— WHAT NEEDS TO BE DONE —
Every line in the records below with the string "bsky" needs to be copied out.

═══ SOURCE DATA ═══

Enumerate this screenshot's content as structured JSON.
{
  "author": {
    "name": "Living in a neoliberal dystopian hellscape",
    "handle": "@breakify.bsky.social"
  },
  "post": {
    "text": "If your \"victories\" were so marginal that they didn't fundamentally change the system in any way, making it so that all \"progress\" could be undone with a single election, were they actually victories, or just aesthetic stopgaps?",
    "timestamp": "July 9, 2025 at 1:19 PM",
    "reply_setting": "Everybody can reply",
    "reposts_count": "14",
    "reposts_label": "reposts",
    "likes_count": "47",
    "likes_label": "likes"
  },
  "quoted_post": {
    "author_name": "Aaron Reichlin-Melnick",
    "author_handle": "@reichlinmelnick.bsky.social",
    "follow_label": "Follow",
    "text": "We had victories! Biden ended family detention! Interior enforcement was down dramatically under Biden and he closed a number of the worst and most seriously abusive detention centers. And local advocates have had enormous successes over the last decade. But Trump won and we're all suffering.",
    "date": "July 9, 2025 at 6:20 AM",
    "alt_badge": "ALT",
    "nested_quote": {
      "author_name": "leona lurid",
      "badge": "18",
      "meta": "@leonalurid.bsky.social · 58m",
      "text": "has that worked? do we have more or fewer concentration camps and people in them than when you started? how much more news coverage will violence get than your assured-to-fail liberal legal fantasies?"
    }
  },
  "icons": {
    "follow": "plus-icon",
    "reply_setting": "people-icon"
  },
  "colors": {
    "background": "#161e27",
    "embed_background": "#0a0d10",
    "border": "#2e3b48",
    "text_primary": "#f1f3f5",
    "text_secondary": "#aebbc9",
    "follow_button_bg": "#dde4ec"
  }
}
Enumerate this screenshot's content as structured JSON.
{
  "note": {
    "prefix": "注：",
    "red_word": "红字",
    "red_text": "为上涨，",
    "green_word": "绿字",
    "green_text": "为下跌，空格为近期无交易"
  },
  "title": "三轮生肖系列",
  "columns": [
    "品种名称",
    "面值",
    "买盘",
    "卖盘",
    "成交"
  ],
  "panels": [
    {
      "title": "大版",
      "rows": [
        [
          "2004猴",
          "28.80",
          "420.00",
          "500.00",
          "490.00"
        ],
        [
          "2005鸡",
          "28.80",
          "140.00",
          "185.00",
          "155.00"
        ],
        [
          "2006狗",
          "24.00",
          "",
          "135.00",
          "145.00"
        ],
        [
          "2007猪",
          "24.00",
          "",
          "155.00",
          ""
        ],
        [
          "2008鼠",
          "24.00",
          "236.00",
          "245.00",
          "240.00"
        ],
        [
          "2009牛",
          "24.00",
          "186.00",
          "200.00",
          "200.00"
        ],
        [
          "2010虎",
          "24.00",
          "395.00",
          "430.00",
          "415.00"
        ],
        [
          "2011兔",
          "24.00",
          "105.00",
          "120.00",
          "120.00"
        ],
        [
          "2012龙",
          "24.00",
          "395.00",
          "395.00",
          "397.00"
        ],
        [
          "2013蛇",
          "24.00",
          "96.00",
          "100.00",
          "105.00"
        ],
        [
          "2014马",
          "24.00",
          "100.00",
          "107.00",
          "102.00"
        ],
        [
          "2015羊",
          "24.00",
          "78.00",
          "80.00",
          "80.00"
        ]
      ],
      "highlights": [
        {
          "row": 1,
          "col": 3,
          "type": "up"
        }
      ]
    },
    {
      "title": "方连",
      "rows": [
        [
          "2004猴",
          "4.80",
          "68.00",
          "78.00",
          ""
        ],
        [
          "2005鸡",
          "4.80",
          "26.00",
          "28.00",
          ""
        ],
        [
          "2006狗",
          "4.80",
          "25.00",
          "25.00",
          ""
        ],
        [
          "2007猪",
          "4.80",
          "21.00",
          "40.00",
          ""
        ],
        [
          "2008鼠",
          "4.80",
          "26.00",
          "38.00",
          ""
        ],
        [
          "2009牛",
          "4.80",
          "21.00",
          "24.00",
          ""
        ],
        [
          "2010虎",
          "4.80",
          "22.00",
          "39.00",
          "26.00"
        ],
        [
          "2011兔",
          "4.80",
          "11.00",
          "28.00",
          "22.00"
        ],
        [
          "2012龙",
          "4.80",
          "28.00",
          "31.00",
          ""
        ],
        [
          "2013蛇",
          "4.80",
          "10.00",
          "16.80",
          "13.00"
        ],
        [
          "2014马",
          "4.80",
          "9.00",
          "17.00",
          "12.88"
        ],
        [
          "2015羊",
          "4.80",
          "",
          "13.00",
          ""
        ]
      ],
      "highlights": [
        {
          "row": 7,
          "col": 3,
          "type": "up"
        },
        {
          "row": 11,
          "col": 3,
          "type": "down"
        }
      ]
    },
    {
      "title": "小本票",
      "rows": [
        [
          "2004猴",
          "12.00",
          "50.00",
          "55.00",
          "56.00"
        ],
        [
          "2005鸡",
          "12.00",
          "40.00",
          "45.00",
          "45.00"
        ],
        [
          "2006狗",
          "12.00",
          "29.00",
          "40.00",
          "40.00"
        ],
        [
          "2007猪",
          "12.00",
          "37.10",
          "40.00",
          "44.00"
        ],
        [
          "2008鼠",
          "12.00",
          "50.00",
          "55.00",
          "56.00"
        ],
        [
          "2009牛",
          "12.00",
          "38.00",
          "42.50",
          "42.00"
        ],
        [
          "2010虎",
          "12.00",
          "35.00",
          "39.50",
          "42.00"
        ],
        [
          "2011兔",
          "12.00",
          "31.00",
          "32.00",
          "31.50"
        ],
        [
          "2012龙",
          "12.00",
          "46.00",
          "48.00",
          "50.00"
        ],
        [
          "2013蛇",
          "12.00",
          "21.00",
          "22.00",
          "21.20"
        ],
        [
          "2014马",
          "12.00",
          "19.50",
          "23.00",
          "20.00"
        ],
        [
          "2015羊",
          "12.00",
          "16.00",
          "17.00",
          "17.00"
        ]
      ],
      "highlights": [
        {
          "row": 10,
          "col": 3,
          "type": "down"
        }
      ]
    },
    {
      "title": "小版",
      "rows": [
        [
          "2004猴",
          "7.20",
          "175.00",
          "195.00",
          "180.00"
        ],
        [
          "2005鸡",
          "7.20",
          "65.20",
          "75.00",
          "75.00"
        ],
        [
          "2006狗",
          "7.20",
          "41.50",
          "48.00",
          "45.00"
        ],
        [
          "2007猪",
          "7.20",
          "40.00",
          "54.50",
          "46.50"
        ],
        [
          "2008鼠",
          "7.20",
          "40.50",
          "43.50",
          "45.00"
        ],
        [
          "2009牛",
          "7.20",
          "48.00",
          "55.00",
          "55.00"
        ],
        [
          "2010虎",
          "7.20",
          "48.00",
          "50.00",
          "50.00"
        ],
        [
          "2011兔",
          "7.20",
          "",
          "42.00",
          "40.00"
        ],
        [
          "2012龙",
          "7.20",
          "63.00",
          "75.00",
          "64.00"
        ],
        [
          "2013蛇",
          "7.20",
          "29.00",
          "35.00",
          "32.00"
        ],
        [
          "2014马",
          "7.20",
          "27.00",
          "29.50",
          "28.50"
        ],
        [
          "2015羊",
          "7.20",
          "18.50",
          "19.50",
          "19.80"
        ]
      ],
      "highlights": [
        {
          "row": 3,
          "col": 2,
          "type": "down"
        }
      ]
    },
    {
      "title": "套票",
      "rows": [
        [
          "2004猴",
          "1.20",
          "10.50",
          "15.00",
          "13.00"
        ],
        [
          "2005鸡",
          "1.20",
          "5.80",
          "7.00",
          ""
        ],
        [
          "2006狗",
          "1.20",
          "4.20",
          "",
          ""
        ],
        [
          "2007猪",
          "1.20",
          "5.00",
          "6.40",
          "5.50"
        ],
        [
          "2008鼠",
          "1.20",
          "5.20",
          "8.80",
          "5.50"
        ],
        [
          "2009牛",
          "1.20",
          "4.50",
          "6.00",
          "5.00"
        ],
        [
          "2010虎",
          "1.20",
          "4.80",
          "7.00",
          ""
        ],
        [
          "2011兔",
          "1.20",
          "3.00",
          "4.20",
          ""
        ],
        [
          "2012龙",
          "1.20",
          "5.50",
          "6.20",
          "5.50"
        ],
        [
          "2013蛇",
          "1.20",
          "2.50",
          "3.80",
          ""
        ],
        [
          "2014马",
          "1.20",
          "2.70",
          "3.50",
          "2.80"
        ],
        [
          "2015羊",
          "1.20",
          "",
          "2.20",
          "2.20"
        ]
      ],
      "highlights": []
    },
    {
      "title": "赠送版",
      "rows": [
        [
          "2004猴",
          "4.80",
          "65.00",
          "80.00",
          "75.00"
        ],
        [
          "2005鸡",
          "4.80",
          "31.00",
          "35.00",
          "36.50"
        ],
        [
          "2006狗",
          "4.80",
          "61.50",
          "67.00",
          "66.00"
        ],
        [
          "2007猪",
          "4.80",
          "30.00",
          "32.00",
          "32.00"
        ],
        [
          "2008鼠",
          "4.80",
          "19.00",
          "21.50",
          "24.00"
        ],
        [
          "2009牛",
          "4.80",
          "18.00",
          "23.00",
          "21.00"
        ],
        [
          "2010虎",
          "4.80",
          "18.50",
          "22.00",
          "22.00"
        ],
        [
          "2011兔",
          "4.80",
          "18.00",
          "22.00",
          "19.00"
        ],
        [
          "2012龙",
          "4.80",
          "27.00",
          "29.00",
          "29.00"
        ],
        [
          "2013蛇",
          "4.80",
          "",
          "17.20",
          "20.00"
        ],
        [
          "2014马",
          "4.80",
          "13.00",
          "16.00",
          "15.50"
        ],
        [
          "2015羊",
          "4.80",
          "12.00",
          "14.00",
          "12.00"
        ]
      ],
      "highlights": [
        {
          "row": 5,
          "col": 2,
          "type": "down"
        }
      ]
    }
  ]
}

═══

— YOUR RESPONSE —
    "handle": "@breakify.bsky.social"
    "author_handle": "@reichlinmelnick.bsky.social",
      "meta": "@leonalurid.bsky.social · 58m",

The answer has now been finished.